* Problem
Work out how many lines of the material below contain the word "data", then write that number alone.

[Start of section]

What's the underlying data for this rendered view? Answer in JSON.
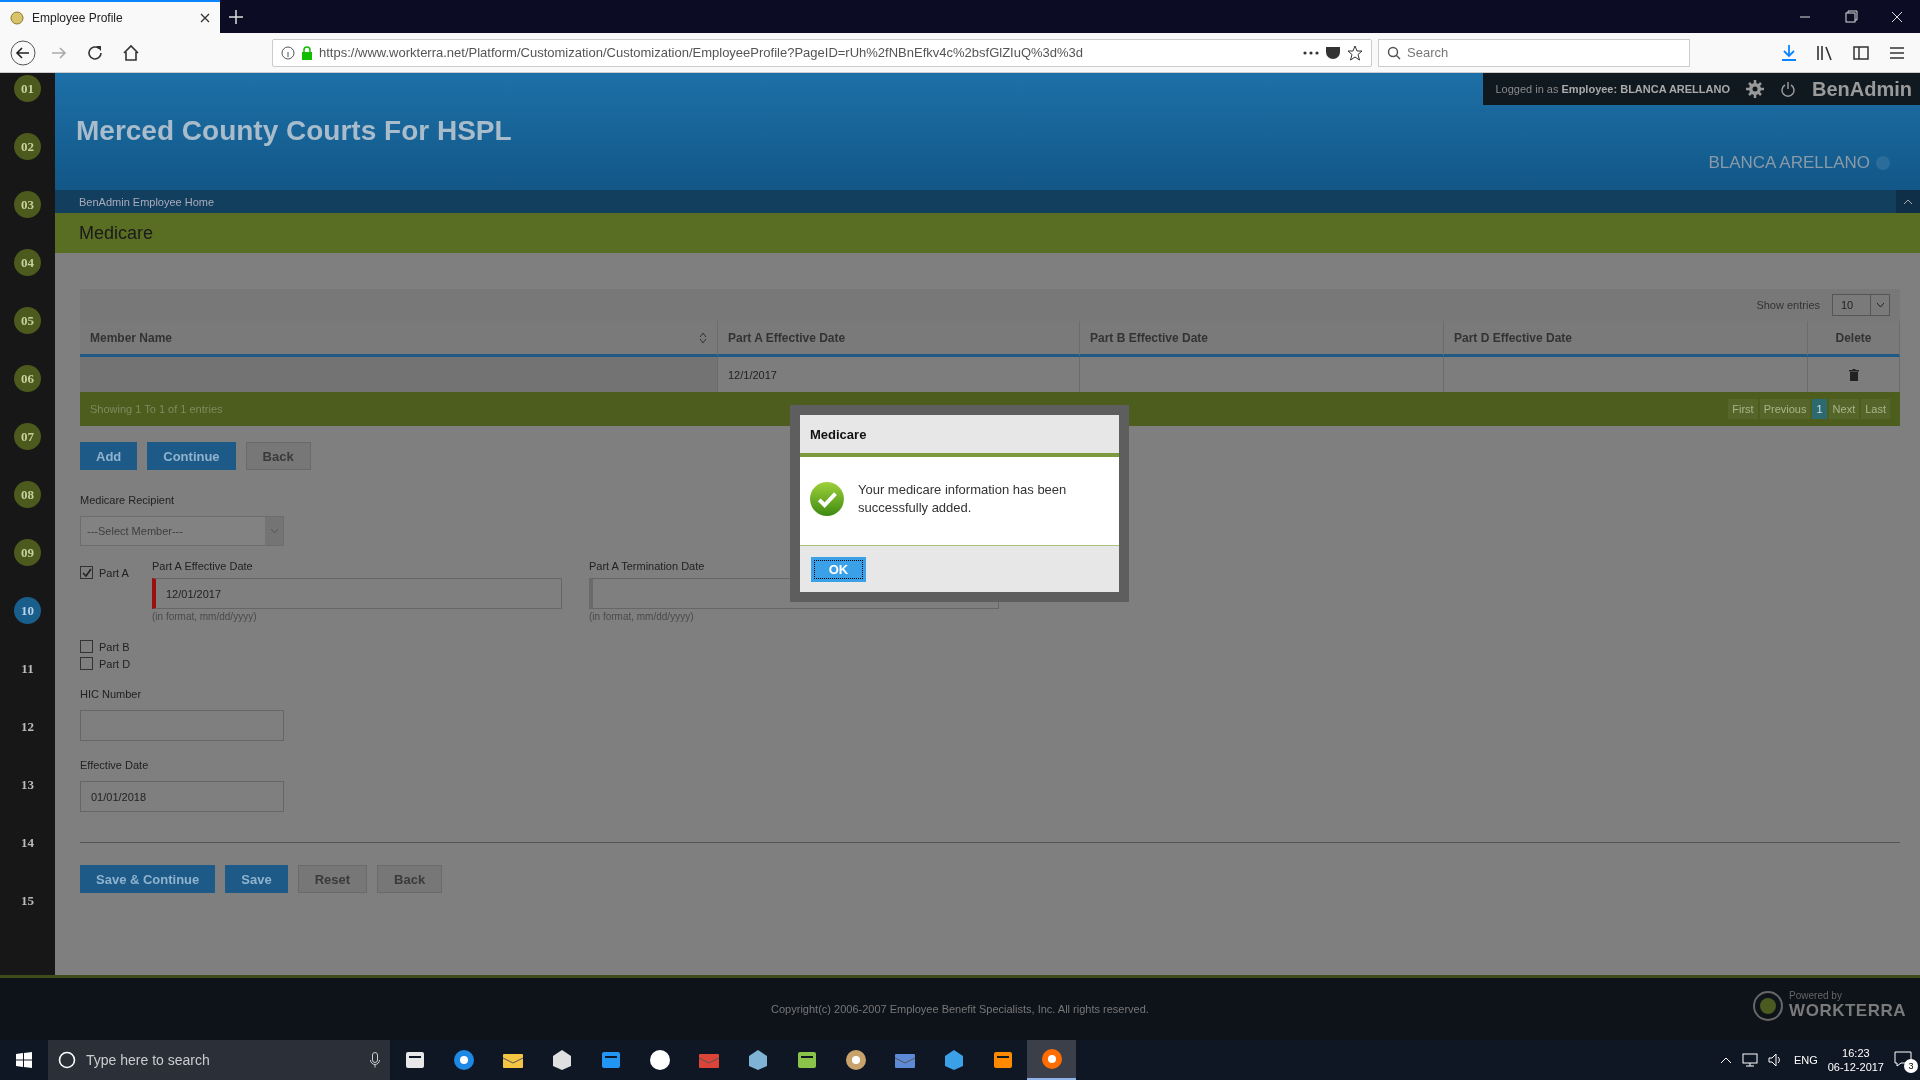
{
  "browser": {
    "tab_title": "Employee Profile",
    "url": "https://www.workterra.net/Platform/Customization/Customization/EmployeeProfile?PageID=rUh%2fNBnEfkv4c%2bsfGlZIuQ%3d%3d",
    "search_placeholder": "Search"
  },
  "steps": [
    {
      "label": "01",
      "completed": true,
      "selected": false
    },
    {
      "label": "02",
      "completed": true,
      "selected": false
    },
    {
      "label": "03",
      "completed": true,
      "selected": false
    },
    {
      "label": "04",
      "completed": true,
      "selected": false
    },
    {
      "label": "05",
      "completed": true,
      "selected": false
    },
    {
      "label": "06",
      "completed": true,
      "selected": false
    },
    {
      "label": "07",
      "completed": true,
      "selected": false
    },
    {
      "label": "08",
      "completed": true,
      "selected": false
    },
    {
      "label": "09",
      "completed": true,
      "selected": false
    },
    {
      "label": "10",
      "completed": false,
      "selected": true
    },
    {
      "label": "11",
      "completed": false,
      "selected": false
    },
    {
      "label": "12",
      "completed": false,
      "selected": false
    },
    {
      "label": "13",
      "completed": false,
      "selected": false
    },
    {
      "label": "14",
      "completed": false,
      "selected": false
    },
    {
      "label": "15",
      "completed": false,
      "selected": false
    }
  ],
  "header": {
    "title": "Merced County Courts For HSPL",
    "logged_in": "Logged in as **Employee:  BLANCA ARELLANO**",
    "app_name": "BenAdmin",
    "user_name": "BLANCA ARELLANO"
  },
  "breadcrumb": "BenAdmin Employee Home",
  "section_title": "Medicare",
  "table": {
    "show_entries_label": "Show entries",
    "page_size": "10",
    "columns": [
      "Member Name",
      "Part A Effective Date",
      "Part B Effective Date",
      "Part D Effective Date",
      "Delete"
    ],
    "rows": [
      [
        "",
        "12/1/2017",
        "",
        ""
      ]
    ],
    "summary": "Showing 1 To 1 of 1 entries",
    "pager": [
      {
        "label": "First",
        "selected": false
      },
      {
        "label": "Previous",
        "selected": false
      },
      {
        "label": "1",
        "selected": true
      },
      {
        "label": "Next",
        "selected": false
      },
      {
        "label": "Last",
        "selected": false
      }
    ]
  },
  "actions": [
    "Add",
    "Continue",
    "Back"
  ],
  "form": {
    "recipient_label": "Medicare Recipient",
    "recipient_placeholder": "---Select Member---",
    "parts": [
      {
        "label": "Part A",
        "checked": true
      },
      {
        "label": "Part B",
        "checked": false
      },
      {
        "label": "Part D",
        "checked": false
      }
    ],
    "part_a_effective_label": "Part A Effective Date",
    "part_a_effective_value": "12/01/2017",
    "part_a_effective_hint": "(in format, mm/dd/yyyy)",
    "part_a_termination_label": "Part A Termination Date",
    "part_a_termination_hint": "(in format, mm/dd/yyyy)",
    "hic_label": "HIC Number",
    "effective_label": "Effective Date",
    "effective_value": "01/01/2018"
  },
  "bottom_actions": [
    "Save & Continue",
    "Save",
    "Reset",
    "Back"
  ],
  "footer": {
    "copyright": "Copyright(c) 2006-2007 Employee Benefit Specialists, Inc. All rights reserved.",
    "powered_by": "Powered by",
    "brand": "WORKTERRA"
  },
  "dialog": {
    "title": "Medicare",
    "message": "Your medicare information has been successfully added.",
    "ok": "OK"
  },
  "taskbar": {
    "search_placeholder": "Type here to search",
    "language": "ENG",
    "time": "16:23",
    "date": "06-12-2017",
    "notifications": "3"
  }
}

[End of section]
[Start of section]

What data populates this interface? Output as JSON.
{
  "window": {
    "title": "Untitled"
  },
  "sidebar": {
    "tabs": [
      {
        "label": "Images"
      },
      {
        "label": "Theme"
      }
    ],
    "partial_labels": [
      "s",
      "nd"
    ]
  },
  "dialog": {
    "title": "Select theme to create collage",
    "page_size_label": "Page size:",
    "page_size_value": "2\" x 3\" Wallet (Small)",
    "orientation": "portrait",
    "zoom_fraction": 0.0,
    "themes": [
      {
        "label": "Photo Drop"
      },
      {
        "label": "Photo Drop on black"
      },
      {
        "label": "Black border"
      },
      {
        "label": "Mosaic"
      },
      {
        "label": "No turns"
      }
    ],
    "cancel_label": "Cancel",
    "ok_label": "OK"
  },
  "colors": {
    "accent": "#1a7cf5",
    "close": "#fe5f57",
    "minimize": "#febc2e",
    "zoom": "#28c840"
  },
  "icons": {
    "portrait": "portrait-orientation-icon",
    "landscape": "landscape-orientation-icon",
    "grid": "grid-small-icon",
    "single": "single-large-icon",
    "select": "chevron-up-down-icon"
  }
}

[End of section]

* Task output
2